**Directions**. Tell how many lines in the data below include the word "true". The answer is the number only.

[Entries taken from a collection]
+ + + + +
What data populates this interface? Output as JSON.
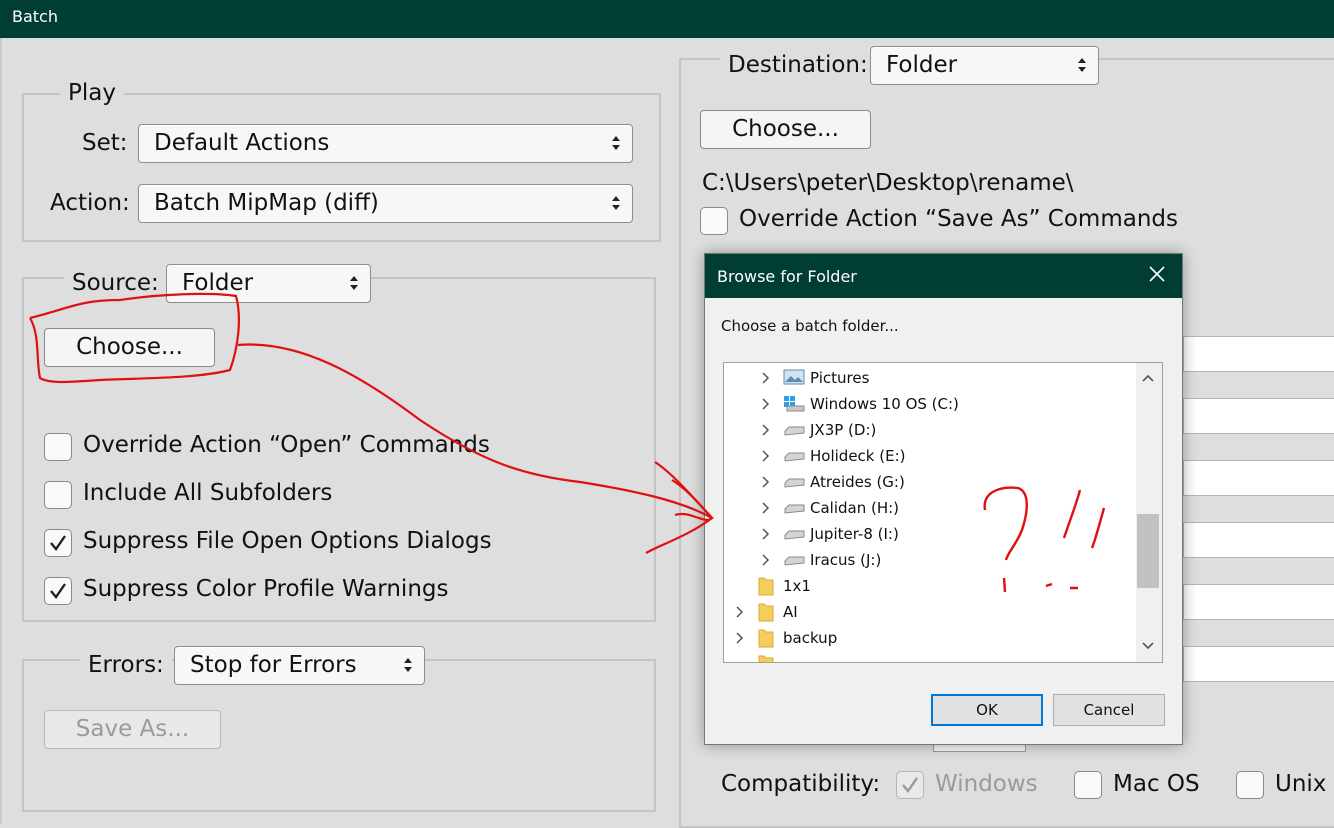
{
  "window": {
    "title": "Batch"
  },
  "play": {
    "legend": "Play",
    "set_label": "Set:",
    "set_value": "Default Actions",
    "action_label": "Action:",
    "action_value": "Batch MipMap (diff)"
  },
  "source": {
    "label": "Source:",
    "value": "Folder",
    "choose_label": "Choose...",
    "checkboxes": [
      {
        "label": "Override Action “Open” Commands",
        "checked": false
      },
      {
        "label": "Include All Subfolders",
        "checked": false
      },
      {
        "label": "Suppress File Open Options Dialogs",
        "checked": true
      },
      {
        "label": "Suppress Color Profile Warnings",
        "checked": true
      }
    ]
  },
  "errors": {
    "label": "Errors:",
    "value": "Stop for Errors",
    "save_as_label": "Save As..."
  },
  "destination": {
    "label": "Destination:",
    "value": "Folder",
    "choose_label": "Choose...",
    "path": "C:\\Users\\peter\\Desktop\\rename\\",
    "override_label": "Override Action “Save As” Commands",
    "override_checked": false
  },
  "compatibility": {
    "label": "Compatibility:",
    "options": [
      {
        "label": "Windows",
        "checked": true,
        "disabled": true
      },
      {
        "label": "Mac OS",
        "checked": false,
        "disabled": false
      },
      {
        "label": "Unix",
        "checked": false,
        "disabled": false
      }
    ]
  },
  "dialog": {
    "title": "Browse for Folder",
    "prompt": "Choose a batch folder...",
    "tree_items": [
      {
        "label": "Pictures",
        "icon": "pictures-icon"
      },
      {
        "label": "Windows 10 OS (C:)",
        "icon": "windows-drive-icon"
      },
      {
        "label": "JX3P (D:)",
        "icon": "drive-icon"
      },
      {
        "label": "Holideck (E:)",
        "icon": "drive-icon"
      },
      {
        "label": "Atreides (G:)",
        "icon": "drive-icon"
      },
      {
        "label": "Calidan (H:)",
        "icon": "drive-icon"
      },
      {
        "label": "Jupiter-8 (I:)",
        "icon": "drive-icon"
      },
      {
        "label": "Iracus (J:)",
        "icon": "drive-icon"
      },
      {
        "label": "1x1",
        "icon": "folder-icon"
      },
      {
        "label": "AI",
        "icon": "folder-icon"
      },
      {
        "label": "backup",
        "icon": "folder-icon"
      }
    ],
    "ok_label": "OK",
    "cancel_label": "Cancel"
  },
  "colors": {
    "titlebar": "#003d33",
    "annotation": "#e01010",
    "dialog_focus": "#0078d7"
  }
}
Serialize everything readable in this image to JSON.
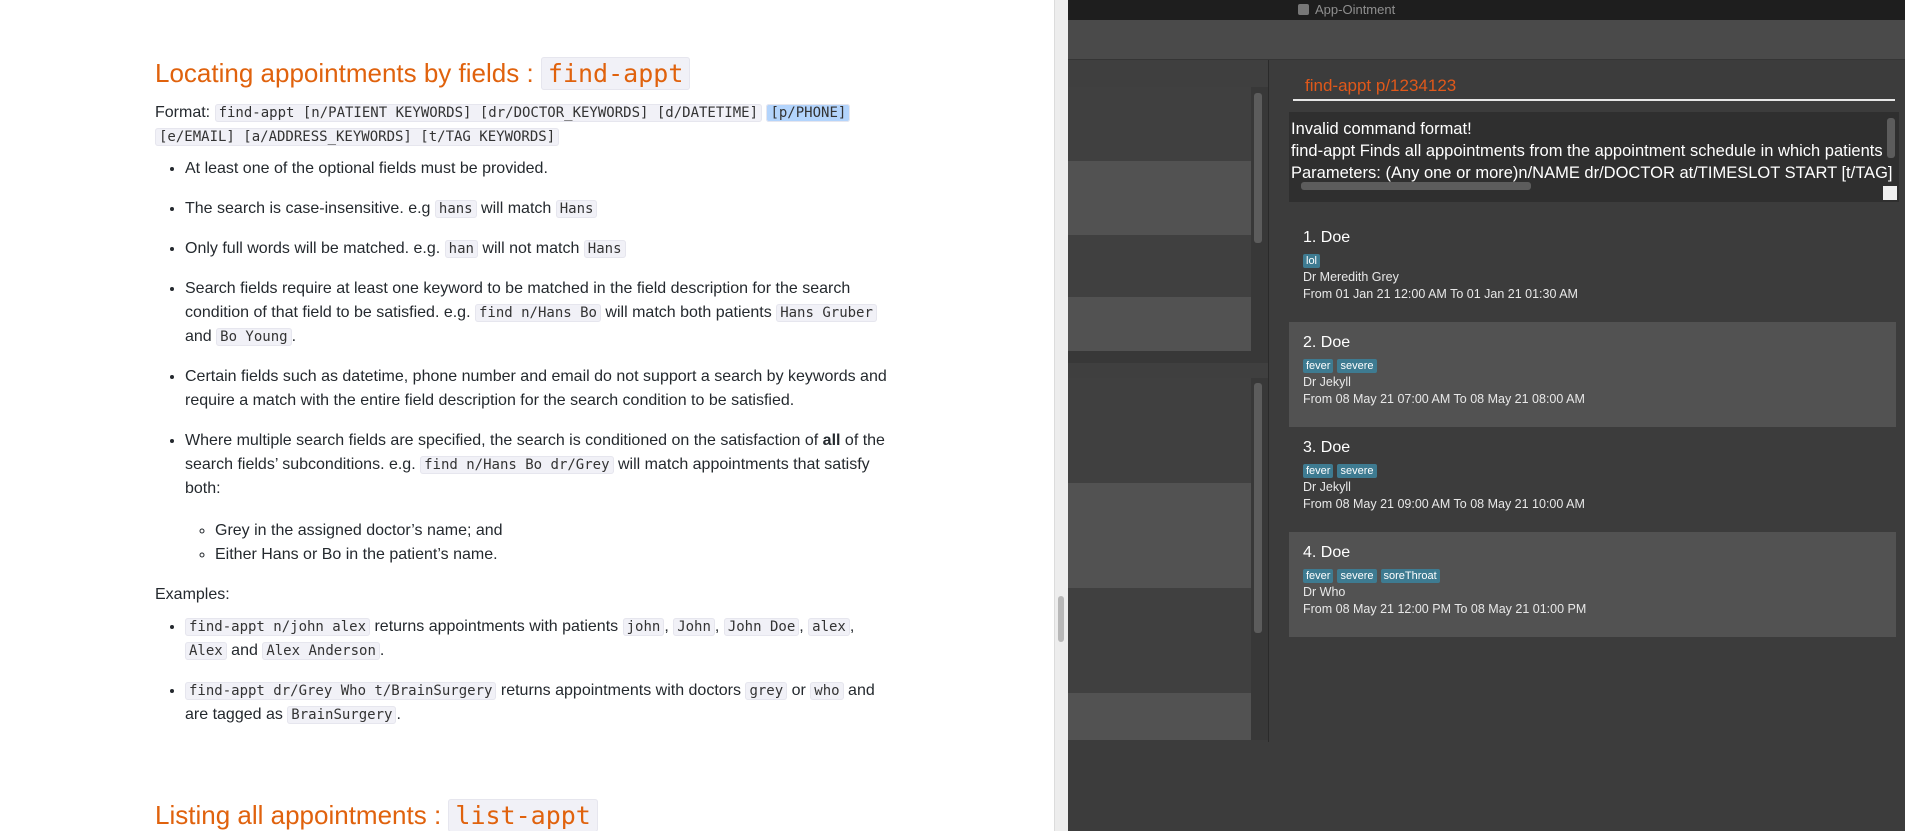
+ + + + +
**The answer**. 4